But I get frustrated living in the “country” because I love museums and art shows and films, yet I often don’t go because I don’t want to spend a couple hours of my time on the road getting to and from these things. I grocery shop like I live in a city a block from the corner market. Unlike when I was growing up and my parents shopped once a week for the entire week’s meals, I have to go an average of every three days even though I live at least 10 miles from the nearest grocery store because I can’t decide what I want to eat for dinner three days from now. And lately I’ve taken to getting only the number of items in a trip that will allow me to go through the quick lane.
Every time I am in a city, however, the minute I see a dog or a carriage horse, a pigeon or a squirrel, I am drawn to them like being out of the country gives me a craving for something besides human beings. If you want constant human interaction, cities are the place to be.
I enjoy time with people — my colleagues, my family, my friends, even exchanging a joke with a stranger in Aisle 7. But interacting with animals is what makes my world go ’round. For that reason alone, ultimately, country life wins hands down. From feeding my horse in the morning, to letting my duck into his stall at night, animal behavior makes me smile. Chipmunks, porcupines, all manner of birds, the four does who have taken to keeping my horse company, bring interest to my day. Even when the animals themselves aren’t present and I am only checking out the holes they made in trees or the abandoned den or the scat right in the middle of the trail, animals intrigue me.
Every day I take the dogs for a walk; on the few days when I don’t, I feel something is missing. Lately, as often as I can, I plod through our woods on my one remaining (and favorite, thankfully) horse. It is a nice vantage point to take a walk in the woods from the back of a horse. Although you are not up in the canopy, you do have a little different perspective. And I like to wonder what the horse is thinking about, how his brain might be processing all he is seeing.
As attracted I am to the forest, I am so very at home on the beach. Although growing up I spent a lot of time at the nearby beach, I no longer walk on the beach anywhere near as often as I would like. Again, it involves a bit of a drive and the beaches of my youth have become seemingly exclusive. Maybe it’s simply the amount of time with boots on the ground that makes the forest, ultimately, win out. Oceanside may seem more glamorous and better remembered, but growing up I also enjoyed an expanse of undeveloped forest as my backyard. Clearly the forest is what I picked for the surroundings of my adult life.

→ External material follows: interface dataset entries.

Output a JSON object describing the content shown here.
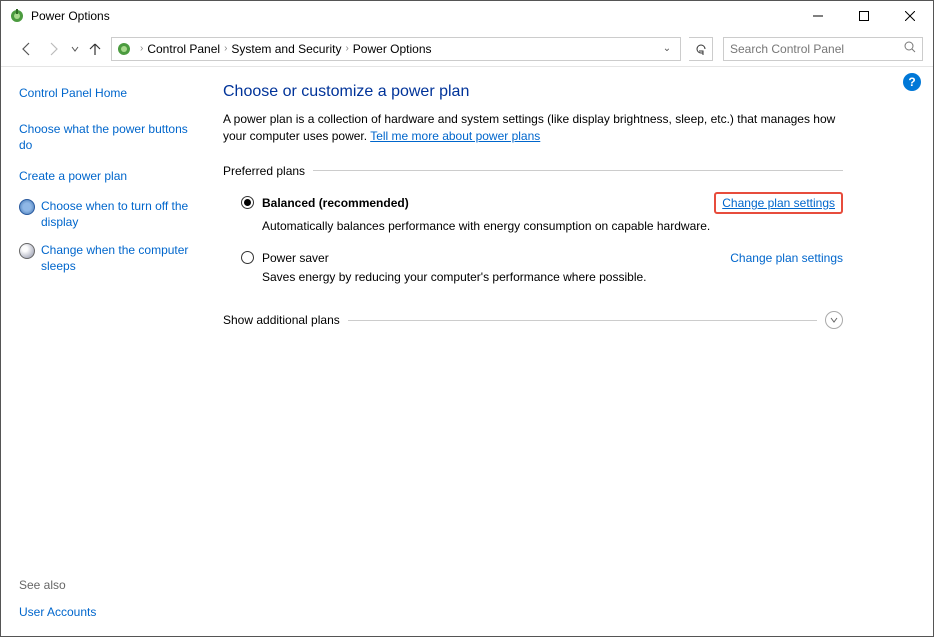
{
  "window": {
    "title": "Power Options"
  },
  "breadcrumb": {
    "items": [
      "Control Panel",
      "System and Security",
      "Power Options"
    ]
  },
  "search": {
    "placeholder": "Search Control Panel"
  },
  "sidebar": {
    "home": "Control Panel Home",
    "links": [
      "Choose what the power buttons do",
      "Create a power plan",
      "Choose when to turn off the display",
      "Change when the computer sleeps"
    ],
    "see_also_label": "See also",
    "see_also_links": [
      "User Accounts"
    ]
  },
  "content": {
    "heading": "Choose or customize a power plan",
    "intro_text": "A power plan is a collection of hardware and system settings (like display brightness, sleep, etc.) that manages how your computer uses power. ",
    "intro_link": "Tell me more about power plans",
    "preferred_label": "Preferred plans",
    "plans": [
      {
        "name": "Balanced (recommended)",
        "desc": "Automatically balances performance with energy consumption on capable hardware.",
        "change": "Change plan settings",
        "selected": true,
        "highlighted": true
      },
      {
        "name": "Power saver",
        "desc": "Saves energy by reducing your computer's performance where possible.",
        "change": "Change plan settings",
        "selected": false,
        "highlighted": false
      }
    ],
    "expand_label": "Show additional plans"
  }
}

Every time I step out onto a leaf-covered trail, I am reminded of my father who died in 2001. A family thing to do on Sundays was to climb in the car and go somewhere to walk — Mount Agamenticus or “Third Hill” (I have never figured out where this actually is) and other spots my dad knew from hunting. And just like the cities — New York, Chicago, Los Angeles, Miami — that remind me of my publishing career, the minute I step in the woods, the sights and sounds and smells surround me and take me back to fond memories of those walks with my dad.

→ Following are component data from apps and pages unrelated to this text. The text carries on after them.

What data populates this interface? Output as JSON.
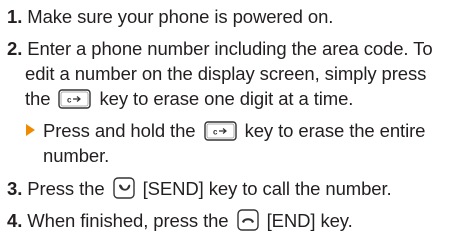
{
  "steps": {
    "s1": {
      "num": "1.",
      "text": "Make sure your phone is powered on."
    },
    "s2": {
      "num": "2.",
      "line1": "Enter a phone number including the area code. To",
      "line2": "edit a number on the display screen, simply press",
      "line3a": "the",
      "line3b": "key to erase one digit at a time."
    },
    "sub": {
      "line1a": "Press and hold the",
      "line1b": "key to erase the entire",
      "line2": "number."
    },
    "s3": {
      "num": "3.",
      "a": "Press the",
      "b": "[SEND] key to call the number."
    },
    "s4": {
      "num": "4.",
      "a": "When finished, press the",
      "b": "[END] key."
    }
  },
  "icons": {
    "clear_key": "clear-key-icon",
    "send_key": "send-key-icon",
    "end_key": "end-key-icon",
    "bullet": "triangle-bullet-icon"
  },
  "colors": {
    "bullet": "#f08a00",
    "text": "#231f20",
    "key_stroke": "#333333"
  }
}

Cheryl Kimball is a freelance writer who lives north of Rochester. Email her at firstname.lastname@example.org.